It may be prescribed to manage mild, persistent pain in specific areas of your body, such as your gums or joints. It’s generally used for pain with a neurological rather than inflammatory origin. It’s available as a patch and prescribed mostly for postherpetic neuralgia.

It’s thought that acetaminophen is the most widely used non-opioid because it’s easily accessible and commonly added to OTC pain formulas. While it’s typically used to reduce mild to moderate pain, it’s also prescribed together with opioids for severe pain.

Acetaminophen is also considered a first-line therapy for low back pain. As the most common musculoskeletal condition worldwide, low back pain adds to the widespread use of acetaminophen.

The main difference between narcotics and nonnarcotics is the way that the medications work. All narcotics work by blocking your pain receptors.

Nonnarcotics can work through a variety of methods, depending on the medication class. The main classes include:

  • NSAIDs
  • corticosteroids
  • analgesics
  • antiepileptics

Narcotics are significantly stronger and more effective at reducing pain than nonnarcotics. However, they’re also highly addictive and are only available by prescription.

When are prescription opioids necessary?

Prescription opioids are necessary in cases of severe pain. They’re also used to provide anesthetic during surgical procedures and can help manage severe postsurgical pain.

In most cases of moderate to severe pain, a non-opioid medication is recommended first. If that doesn’t seem to help, you may be prescribed an opioid.

Additional non-opioid pain management tips can include natural medications and therapies such as cannabidiol (CBD), capsaicin, and acupuncture.

CBD oil has been increasingly studied for its potential benefits for pain management. One study from 2022 examined its effect on joint pain by surveying 428 people. The study found 83% of those people reported that CBD improved their pain.

Capsaicin is typically used as a topical cream or patch that can be applied directly onto painful areas. This is especially useful for postherpetic neuralgia and HIV-related nerve pain, according to 2017 research.

Aside from natural medications, acupuncture has also shown to be effective for pain. It’s not known exactly how or why it works, but it can be considered for chronic musculoskeletal pain as well as headaches, according to 2018 research.

If you’re living in pain, there are various options that can help turn down the intensity. Sometimes a prescription opioid is necessary, but many times pain can be controlled with safer alternatives.

Nonnarcotics such as acetaminophen and ibuprofen aren’t addictive and are readily available in most drugstores. These may be good options for mild to moderate pain.

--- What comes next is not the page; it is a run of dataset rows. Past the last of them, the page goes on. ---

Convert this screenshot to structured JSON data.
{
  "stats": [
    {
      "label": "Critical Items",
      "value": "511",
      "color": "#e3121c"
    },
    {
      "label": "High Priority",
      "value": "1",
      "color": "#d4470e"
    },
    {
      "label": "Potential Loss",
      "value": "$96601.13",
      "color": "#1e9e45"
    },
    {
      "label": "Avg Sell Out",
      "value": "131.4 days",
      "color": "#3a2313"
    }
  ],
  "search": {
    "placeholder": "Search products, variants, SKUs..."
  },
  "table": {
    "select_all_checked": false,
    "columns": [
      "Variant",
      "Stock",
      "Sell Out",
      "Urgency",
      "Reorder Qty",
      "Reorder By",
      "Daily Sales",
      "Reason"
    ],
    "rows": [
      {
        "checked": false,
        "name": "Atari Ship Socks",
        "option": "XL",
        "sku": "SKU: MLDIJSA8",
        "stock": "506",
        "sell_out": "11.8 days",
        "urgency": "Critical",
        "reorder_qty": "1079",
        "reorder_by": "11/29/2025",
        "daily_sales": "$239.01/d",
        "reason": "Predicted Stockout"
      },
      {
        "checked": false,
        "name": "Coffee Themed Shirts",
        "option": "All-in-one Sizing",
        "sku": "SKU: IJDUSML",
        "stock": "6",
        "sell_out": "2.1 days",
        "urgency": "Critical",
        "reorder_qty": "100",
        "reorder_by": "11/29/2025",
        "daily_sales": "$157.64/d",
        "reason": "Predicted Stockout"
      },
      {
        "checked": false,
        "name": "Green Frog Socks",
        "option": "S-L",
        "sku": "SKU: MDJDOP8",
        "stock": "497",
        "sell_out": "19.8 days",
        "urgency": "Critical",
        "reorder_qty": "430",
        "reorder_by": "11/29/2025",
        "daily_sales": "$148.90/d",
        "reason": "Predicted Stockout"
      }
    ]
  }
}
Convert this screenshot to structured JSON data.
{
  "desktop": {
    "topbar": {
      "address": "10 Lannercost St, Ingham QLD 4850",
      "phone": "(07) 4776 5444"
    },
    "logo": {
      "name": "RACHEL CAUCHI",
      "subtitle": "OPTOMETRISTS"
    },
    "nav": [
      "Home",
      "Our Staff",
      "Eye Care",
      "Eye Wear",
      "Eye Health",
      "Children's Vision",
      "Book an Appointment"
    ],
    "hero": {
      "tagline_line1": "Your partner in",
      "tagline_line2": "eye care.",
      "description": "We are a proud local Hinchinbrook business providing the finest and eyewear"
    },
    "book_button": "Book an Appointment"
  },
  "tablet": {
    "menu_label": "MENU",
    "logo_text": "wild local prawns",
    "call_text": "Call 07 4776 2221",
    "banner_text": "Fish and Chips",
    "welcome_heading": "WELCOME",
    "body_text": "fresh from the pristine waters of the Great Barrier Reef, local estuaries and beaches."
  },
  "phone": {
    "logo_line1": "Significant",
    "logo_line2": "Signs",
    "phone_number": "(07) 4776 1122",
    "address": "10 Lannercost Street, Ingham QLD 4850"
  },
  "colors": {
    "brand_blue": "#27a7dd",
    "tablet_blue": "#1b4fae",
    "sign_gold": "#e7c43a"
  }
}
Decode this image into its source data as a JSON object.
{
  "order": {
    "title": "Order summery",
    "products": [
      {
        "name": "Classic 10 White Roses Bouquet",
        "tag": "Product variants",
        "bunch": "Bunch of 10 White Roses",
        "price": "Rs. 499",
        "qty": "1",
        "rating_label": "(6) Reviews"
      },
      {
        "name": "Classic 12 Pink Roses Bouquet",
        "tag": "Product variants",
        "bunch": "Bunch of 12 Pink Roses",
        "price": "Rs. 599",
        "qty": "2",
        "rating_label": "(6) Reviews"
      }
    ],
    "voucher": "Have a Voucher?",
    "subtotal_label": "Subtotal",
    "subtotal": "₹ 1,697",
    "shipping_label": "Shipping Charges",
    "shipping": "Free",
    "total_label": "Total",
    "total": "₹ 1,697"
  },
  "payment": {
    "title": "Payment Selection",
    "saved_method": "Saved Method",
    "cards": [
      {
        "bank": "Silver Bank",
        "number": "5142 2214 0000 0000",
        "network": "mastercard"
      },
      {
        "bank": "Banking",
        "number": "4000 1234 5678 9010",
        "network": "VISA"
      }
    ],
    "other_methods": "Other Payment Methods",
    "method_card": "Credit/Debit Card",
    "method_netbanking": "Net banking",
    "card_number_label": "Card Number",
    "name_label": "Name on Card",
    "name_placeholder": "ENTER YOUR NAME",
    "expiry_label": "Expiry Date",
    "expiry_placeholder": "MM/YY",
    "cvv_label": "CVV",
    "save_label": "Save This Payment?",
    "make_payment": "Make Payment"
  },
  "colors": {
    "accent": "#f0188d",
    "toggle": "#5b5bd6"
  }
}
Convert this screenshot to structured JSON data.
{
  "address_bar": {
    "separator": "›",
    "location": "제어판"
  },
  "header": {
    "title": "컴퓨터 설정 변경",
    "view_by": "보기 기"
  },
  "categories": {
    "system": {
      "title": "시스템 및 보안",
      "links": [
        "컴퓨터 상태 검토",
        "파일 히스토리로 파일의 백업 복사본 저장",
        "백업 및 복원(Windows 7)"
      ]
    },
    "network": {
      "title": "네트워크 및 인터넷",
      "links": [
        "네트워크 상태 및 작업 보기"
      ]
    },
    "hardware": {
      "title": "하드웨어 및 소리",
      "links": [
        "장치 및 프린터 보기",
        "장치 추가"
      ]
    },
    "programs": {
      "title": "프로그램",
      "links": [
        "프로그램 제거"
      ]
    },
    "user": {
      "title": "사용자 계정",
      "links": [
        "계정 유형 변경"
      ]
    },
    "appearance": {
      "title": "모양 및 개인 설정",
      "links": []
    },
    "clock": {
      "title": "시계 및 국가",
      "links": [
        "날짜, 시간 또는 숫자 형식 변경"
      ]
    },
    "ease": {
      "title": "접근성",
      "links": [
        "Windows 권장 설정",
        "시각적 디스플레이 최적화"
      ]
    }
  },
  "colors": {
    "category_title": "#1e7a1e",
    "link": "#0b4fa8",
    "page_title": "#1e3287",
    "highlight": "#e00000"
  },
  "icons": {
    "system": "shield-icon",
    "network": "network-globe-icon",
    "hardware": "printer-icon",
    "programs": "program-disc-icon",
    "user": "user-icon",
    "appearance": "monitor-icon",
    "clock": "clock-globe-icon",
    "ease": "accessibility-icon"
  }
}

A health care professional may also recommend a prescription drug for pain relief, such as diclofenac or corticosteroids.

If you prefer not to use drugs, you might consider natural medications and acupuncture to help manage your pain. Whichever your preference, there are evidence-based options available to help manage your pain so you can start feeling better.